I put this video into my “We need a globalist party” playlist. The playlist is an old idea I need to revive. The fact is that our three 20th century titans will need some restraining, and as my comment section indicates, they are unlikely to do it to themselves. In the mid 20th century institutions like the United Nations had a real moral authority that they could use to motivate grass roots shaming of great power crimes. That ability to hold the great powers to account has faded away. We probably need it back.
The question asked by this video may seem ridiculous, or even horrifying. The United States has waged a relentless war on Muslim countries for two, based on the terrorist activities of a few individuals and ideologies that were just as much inspired by the US intelligence community as they were by any religion. From Iraq, to Yemen to Somalia and Libya it’s a pretty horrifying legacy.
But it could be so much worse. In this video I argue that the Devil world-wide Islam knows is vastly preferable to the devil it does not know. Both China and India have demonstrated in recent years that their approach to their own Muslim minorities is awful. As their power grows this treatment will extend to Muslims worldwide. In the months since I made this video, this has only gotten more apparent, with India’s new repression of the Muslims of Kashmir, to Modi’s (very related to Kashmir) growing closeness with the most repressive elements of the Israeli government.
At the end of today’s video I allude to a very basic principle that shouldn’t need explanation, but kind of does. Put simply: Conflict is bad. It’s not always bad, of course. Competition can be tremendously helpful. It can inspire us, and help us achieve new and better things as a species. My hope is that China and the US will be goading each other on for centuries, out to Mars and beyond. But this healthy competitive process can be corrupted.

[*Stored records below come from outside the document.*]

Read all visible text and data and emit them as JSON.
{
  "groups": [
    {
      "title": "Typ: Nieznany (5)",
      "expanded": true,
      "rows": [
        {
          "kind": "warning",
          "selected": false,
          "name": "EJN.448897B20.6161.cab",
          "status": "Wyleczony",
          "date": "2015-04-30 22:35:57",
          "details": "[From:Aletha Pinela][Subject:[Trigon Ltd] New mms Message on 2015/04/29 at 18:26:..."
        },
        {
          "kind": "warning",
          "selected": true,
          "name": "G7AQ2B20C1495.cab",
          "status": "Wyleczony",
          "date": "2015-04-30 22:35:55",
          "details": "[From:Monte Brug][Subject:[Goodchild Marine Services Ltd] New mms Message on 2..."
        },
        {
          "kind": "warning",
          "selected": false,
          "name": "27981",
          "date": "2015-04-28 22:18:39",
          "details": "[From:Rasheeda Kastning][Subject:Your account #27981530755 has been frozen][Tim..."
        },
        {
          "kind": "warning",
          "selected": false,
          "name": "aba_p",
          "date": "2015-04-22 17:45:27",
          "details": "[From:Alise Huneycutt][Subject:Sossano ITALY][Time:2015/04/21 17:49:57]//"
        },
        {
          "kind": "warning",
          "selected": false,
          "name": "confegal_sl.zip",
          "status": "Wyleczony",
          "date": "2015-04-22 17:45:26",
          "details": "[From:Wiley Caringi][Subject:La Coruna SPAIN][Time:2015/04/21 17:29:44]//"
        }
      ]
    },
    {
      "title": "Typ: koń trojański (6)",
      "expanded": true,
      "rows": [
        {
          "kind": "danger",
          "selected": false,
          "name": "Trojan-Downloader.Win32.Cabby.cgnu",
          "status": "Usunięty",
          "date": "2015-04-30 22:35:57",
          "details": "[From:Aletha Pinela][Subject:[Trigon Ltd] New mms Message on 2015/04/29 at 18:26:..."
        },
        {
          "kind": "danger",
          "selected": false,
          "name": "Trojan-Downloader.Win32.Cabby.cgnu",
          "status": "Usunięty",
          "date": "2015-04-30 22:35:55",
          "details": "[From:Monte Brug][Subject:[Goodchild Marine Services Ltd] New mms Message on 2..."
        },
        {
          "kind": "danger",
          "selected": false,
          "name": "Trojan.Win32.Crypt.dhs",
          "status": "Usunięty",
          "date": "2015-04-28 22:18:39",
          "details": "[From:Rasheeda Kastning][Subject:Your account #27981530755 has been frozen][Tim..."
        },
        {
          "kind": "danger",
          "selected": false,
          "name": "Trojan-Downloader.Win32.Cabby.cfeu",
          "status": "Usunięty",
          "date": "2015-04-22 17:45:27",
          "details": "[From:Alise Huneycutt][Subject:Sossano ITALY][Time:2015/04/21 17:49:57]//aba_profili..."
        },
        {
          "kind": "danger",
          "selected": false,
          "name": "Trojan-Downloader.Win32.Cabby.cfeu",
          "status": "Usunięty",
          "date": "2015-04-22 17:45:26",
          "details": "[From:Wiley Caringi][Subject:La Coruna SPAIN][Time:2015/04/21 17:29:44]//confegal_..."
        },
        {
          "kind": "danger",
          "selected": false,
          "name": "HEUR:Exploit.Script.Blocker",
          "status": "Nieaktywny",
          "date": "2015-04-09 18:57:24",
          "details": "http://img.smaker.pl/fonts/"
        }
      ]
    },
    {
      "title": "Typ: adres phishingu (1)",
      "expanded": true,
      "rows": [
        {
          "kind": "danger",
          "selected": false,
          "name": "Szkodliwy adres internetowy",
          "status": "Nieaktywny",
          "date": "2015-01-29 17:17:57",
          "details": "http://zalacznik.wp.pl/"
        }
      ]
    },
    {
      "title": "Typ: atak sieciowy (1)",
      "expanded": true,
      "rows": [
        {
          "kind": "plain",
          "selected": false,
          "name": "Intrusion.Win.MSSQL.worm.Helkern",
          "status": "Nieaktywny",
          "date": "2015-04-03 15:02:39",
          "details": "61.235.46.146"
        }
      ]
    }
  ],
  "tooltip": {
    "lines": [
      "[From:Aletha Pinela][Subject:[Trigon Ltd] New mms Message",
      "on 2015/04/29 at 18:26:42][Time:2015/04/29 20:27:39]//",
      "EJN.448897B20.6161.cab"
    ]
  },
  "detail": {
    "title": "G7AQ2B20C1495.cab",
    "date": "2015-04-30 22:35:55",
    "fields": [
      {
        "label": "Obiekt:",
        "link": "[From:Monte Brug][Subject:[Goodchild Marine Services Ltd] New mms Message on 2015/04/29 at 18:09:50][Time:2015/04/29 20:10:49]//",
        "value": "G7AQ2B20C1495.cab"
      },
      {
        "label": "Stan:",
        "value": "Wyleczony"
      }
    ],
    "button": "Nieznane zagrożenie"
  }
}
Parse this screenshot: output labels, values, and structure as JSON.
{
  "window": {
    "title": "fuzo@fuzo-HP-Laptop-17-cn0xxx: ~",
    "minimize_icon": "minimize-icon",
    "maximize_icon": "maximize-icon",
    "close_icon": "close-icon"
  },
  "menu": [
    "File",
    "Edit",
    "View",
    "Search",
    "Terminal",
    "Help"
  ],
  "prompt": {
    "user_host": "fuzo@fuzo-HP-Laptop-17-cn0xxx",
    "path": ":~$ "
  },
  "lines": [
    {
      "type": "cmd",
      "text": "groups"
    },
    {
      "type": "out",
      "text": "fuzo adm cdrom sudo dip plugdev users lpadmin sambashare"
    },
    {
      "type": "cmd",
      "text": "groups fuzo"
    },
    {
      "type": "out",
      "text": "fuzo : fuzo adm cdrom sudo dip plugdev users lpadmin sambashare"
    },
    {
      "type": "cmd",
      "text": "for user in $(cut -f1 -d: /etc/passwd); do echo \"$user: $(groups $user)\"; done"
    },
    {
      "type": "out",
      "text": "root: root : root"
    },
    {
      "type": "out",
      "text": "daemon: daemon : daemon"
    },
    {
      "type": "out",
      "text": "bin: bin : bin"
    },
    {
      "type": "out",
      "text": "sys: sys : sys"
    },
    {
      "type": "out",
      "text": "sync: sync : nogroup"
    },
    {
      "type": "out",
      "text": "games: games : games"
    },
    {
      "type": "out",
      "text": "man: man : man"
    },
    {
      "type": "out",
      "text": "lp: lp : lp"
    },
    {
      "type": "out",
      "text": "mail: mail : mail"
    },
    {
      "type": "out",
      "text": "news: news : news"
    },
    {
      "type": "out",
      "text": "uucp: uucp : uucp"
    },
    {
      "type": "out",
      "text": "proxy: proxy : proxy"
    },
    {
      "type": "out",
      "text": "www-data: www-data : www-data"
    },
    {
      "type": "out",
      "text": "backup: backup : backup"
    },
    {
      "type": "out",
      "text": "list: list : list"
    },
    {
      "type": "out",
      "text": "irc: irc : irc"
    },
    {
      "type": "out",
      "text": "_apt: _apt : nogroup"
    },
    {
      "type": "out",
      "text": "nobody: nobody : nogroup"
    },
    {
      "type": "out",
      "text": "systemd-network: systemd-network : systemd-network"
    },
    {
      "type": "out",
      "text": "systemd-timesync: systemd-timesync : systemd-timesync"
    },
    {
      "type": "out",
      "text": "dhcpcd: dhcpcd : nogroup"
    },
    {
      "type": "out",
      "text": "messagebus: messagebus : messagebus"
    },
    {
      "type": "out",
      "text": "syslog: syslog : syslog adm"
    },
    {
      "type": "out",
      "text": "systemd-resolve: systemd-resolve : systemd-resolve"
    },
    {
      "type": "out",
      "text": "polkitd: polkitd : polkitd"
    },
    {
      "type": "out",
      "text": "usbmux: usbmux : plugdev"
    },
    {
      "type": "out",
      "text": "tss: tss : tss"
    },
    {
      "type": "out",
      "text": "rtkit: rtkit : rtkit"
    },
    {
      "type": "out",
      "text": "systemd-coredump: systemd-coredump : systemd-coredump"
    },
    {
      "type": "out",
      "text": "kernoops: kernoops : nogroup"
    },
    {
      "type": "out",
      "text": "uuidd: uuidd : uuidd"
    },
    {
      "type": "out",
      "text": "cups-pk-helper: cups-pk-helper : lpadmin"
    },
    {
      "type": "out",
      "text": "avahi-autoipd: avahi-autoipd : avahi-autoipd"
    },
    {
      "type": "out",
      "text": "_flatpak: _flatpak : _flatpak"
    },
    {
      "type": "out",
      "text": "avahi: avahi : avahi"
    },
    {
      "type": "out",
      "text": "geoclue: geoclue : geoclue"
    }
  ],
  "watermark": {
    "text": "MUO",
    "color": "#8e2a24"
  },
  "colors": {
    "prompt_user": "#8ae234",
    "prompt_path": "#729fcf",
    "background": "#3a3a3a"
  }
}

There are a number of relationships, that the US government carefully maintains, that have fallen into permanent disrepair. Healthy competition has devolved into useless dick waving contests, and pointless geopolitical chess games that kill people. The US-Iran relationship is the classic example, North Korea is another. The greatest tragedy of this decade is the fact that another relationship, between the US and Russia, has fallen into this pattern as well. Relationships can have virtuous or vicious cycles going on, and relations with all these countries are quite vicious.
I tend to blame the US for this, but it does take two to tango, and there are hardline elements in all our manufactured enemies that help to keep the vicious cycles going. And it really is a collaborative effort. Iran’s theocratic regime can’t exist without the US defense industry funded war-mongering think tanks and politicians, and vice versa. We have gotten to a deeply sad point where the only people who have trusted expertise on these issues are perpetuators of the vicious cycle with Iran. Figuring out how to unscrew those relationships is one of the missions of this channel. But it’s far better to avoid starting the disaster in the first place. It’d be really good if we could avoid getting into an Iran style vicious cycle with China. Today’s video on the Uyghurs ends with that plea.